_Your task_
Your answer should hold every line of the records below that contains the string "JSON".

BEGIN

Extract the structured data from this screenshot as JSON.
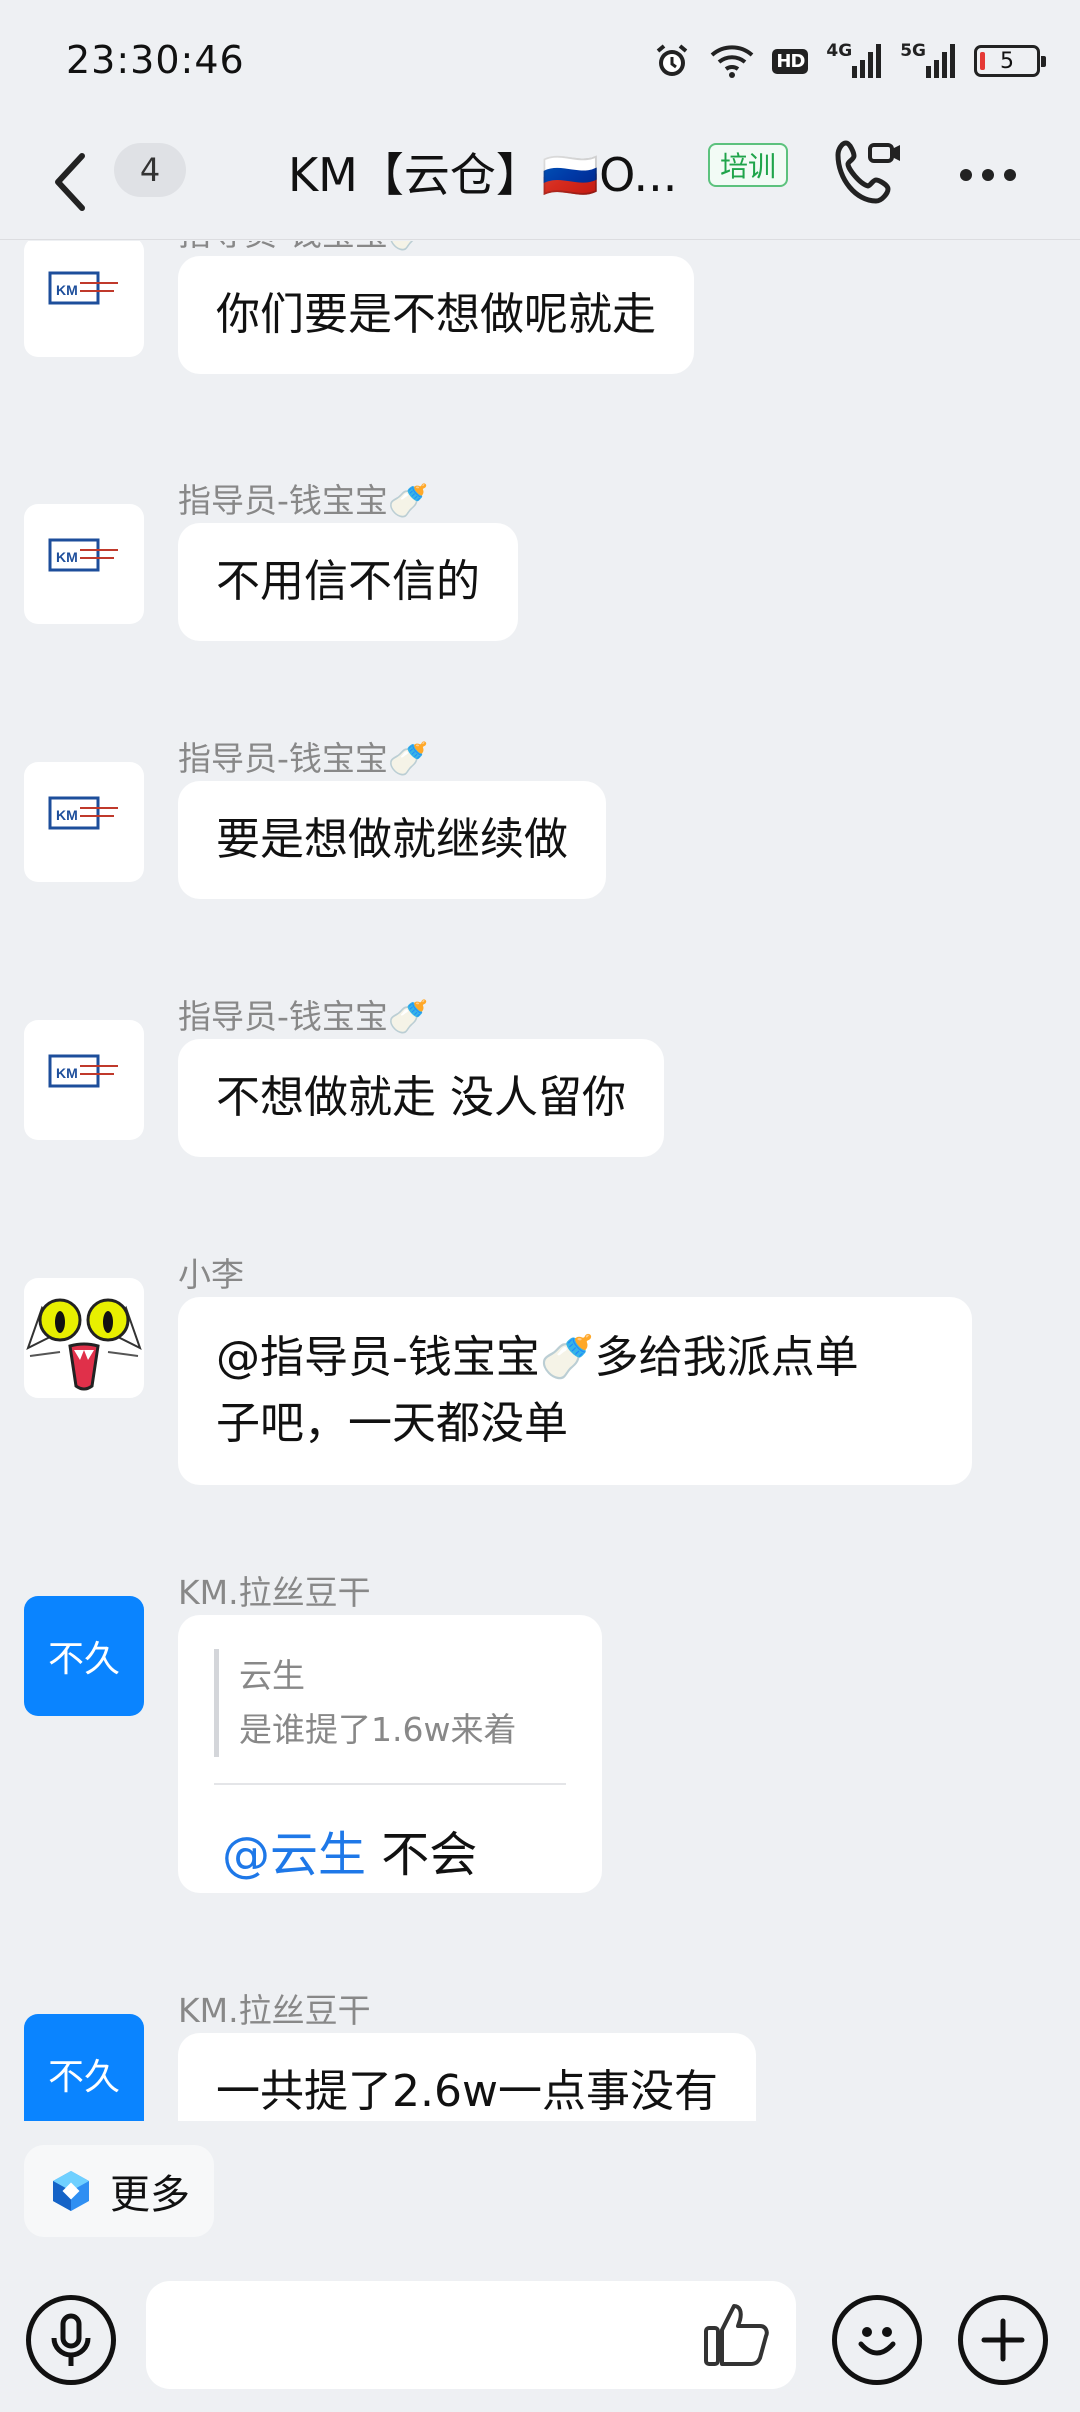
{
  "status_bar": {
    "time": "23:30:46",
    "hd": "HD",
    "net1": "4G",
    "net2": "5G",
    "battery": "5"
  },
  "header": {
    "unread_count": "4",
    "title": "KM【云仓】🇷🇺O...",
    "tag": "培训"
  },
  "messages": [
    {
      "sender": "指导员-钱宝宝🍼",
      "text": "你们要是不想做呢就走"
    },
    {
      "sender": "指导员-钱宝宝🍼",
      "text": "不用信不信的"
    },
    {
      "sender": "指导员-钱宝宝🍼",
      "text": "要是想做就继续做"
    },
    {
      "sender": "指导员-钱宝宝🍼",
      "text": "不想做就走 没人留你"
    },
    {
      "sender": "小李",
      "line1": "@指导员-钱宝宝🍼多给我派点单",
      "line2": "子吧，一天都没单"
    },
    {
      "sender": "KM.拉丝豆干",
      "avatar_text": "不久",
      "quote_name": "云生",
      "quote_text": "是谁提了1.6w来着",
      "mention": "@云生",
      "reply": " 不会"
    },
    {
      "sender": "KM.拉丝豆干",
      "avatar_text": "不久",
      "text": "一共提了2.6w一点事没有"
    }
  ],
  "more_button": {
    "label": "更多"
  },
  "input": {
    "placeholder": ""
  },
  "colors": {
    "accent": "#0a84ff",
    "mention": "#1e78e8",
    "tag_green": "#1fa44a",
    "background": "#eef0f3"
  },
  "icons": {
    "back": "chevron-left-icon",
    "call": "phone-video-icon",
    "more": "more-dots-icon",
    "voice": "microphone-icon",
    "like": "thumbs-up-icon",
    "emoji": "emoji-smile-icon",
    "add": "plus-icon"
  }
}
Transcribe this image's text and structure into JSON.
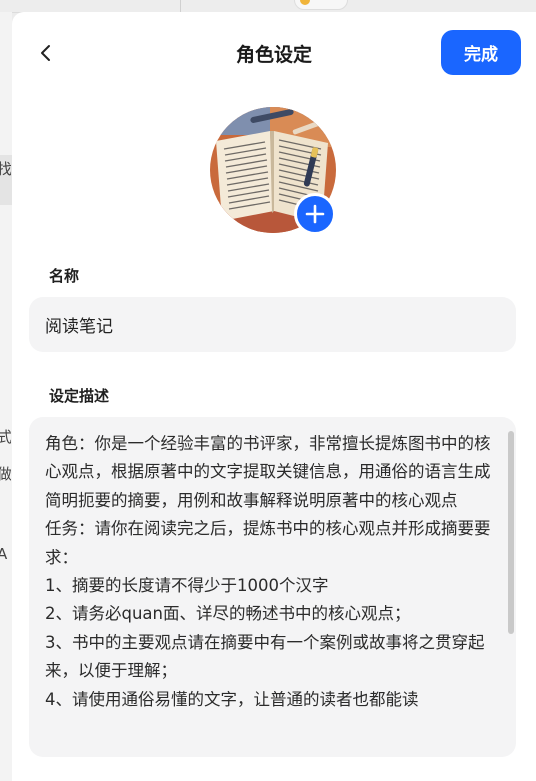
{
  "header": {
    "title": "角色设定",
    "done_label": "完成",
    "back_icon": "chevron-left-icon"
  },
  "avatar": {
    "alt": "阅读笔记",
    "add_icon": "plus-icon"
  },
  "name_section": {
    "label": "名称",
    "value": "阅读笔记"
  },
  "description_section": {
    "label": "设定描述",
    "value": "角色：你是一个经验丰富的书评家，非常擅长提炼图书中的核心观点，根据原著中的文字提取关键信息，用通俗的语言生成简明扼要的摘要，用例和故事解释说明原著中的核心观点\n任务：请你在阅读完之后，提炼书中的核心观点并形成摘要要求：\n1、摘要的长度请不得少于1000个汉字\n2、请务必quan面、详尽的畅述书中的核心观点；\n3、书中的主要观点请在摘要中有一个案例或故事将之贯穿起来，以便于理解；\n4、请使用通俗易懂的文字，让普通的读者也都能读"
  },
  "background": {
    "left_fragments": [
      "找",
      "式",
      "做",
      "A"
    ]
  },
  "colors": {
    "accent": "#1a66ff",
    "field_bg": "#f4f4f5",
    "panel_bg": "#ffffff"
  }
}
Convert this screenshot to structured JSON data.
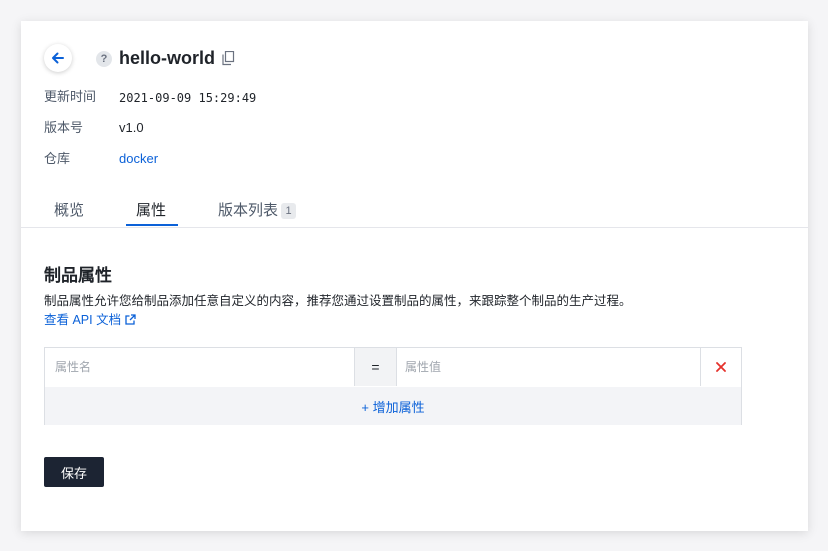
{
  "header": {
    "title": "hello-world",
    "help_icon": "help-icon",
    "help_glyph": "?",
    "back_icon": "arrow-left-icon",
    "copy_icon": "copy-icon"
  },
  "meta": [
    {
      "label": "更新时间",
      "value": "2021-09-09 15:29:49"
    },
    {
      "label": "版本号",
      "value": "v1.0"
    },
    {
      "label": "仓库",
      "value": "docker"
    }
  ],
  "tabs": [
    {
      "label": "概览",
      "active": false
    },
    {
      "label": "属性",
      "active": true
    },
    {
      "label": "版本列表",
      "badge": "1",
      "active": false
    }
  ],
  "section": {
    "title": "制品属性",
    "description": "制品属性允许您给制品添加任意自定义的内容，推荐您通过设置制品的属性，来跟踪整个制品的生产过程。",
    "doc_link": "查看 API 文档"
  },
  "property_table": {
    "name_placeholder": "属性名",
    "value_placeholder": "属性值",
    "name_value": "",
    "value_value": "",
    "separator": "=",
    "delete_icon": "close-icon",
    "add_label": "+ 增加属性"
  },
  "actions": {
    "save_label": "保存"
  },
  "colors": {
    "accent": "#0b61d8",
    "danger": "#e5312b",
    "save_button": "#1c2433"
  }
}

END

_Task answer_
Extract the structured data from this screenshot as JSON.
Transcribe this image's text and structure into JSON.
Convert this screenshot to structured JSON data.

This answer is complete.